THE PROBLEM: Apart from the pictures, every line below is to be set down exactly.

SOURCE DATA:
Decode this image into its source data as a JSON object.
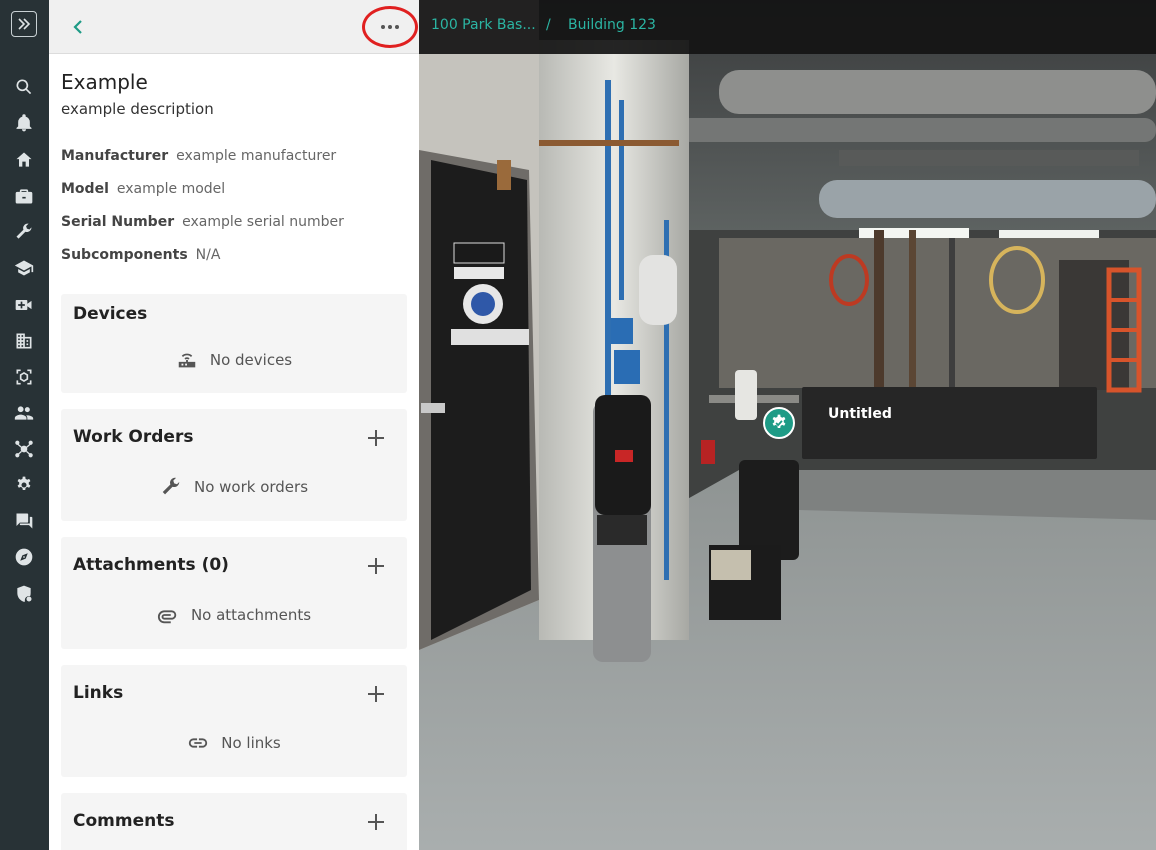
{
  "panel": {
    "title": "Example",
    "description": "example description",
    "properties": [
      {
        "label": "Manufacturer",
        "value": "example manufacturer"
      },
      {
        "label": "Model",
        "value": "example model"
      },
      {
        "label": "Serial Number",
        "value": "example serial number"
      },
      {
        "label": "Subcomponents",
        "value": "N/A"
      }
    ],
    "sections": {
      "devices": {
        "title": "Devices",
        "empty": "No devices"
      },
      "work_orders": {
        "title": "Work Orders",
        "empty": "No work orders"
      },
      "attachments": {
        "title": "Attachments (0)",
        "empty": "No attachments"
      },
      "links": {
        "title": "Links",
        "empty": "No links"
      },
      "comments": {
        "title": "Comments"
      }
    }
  },
  "breadcrumb": {
    "items": [
      "100 Park Bas...",
      "Building 123"
    ],
    "separator": "/"
  },
  "tag": {
    "title": "Untitled"
  },
  "colors": {
    "accent": "#2bb5a3",
    "rail": "#283236",
    "highlight": "#e02020"
  }
}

EXERCISE SOLUTION:
Decode this image into its source data as a JSON object.
{
  "panel": {
    "title": "Example",
    "description": "example description",
    "properties": [
      {
        "label": "Manufacturer",
        "value": "example manufacturer"
      },
      {
        "label": "Model",
        "value": "example model"
      },
      {
        "label": "Serial Number",
        "value": "example serial number"
      },
      {
        "label": "Subcomponents",
        "value": "N/A"
      }
    ],
    "sections": {
      "devices": {
        "title": "Devices",
        "empty": "No devices"
      },
      "work_orders": {
        "title": "Work Orders",
        "empty": "No work orders"
      },
      "attachments": {
        "title": "Attachments (0)",
        "empty": "No attachments"
      },
      "links": {
        "title": "Links",
        "empty": "No links"
      },
      "comments": {
        "title": "Comments"
      }
    }
  },
  "breadcrumb": {
    "items": [
      "100 Park Bas...",
      "Building 123"
    ],
    "separator": "/"
  },
  "tag": {
    "title": "Untitled"
  },
  "colors": {
    "accent": "#2bb5a3",
    "rail": "#283236",
    "highlight": "#e02020"
  }
}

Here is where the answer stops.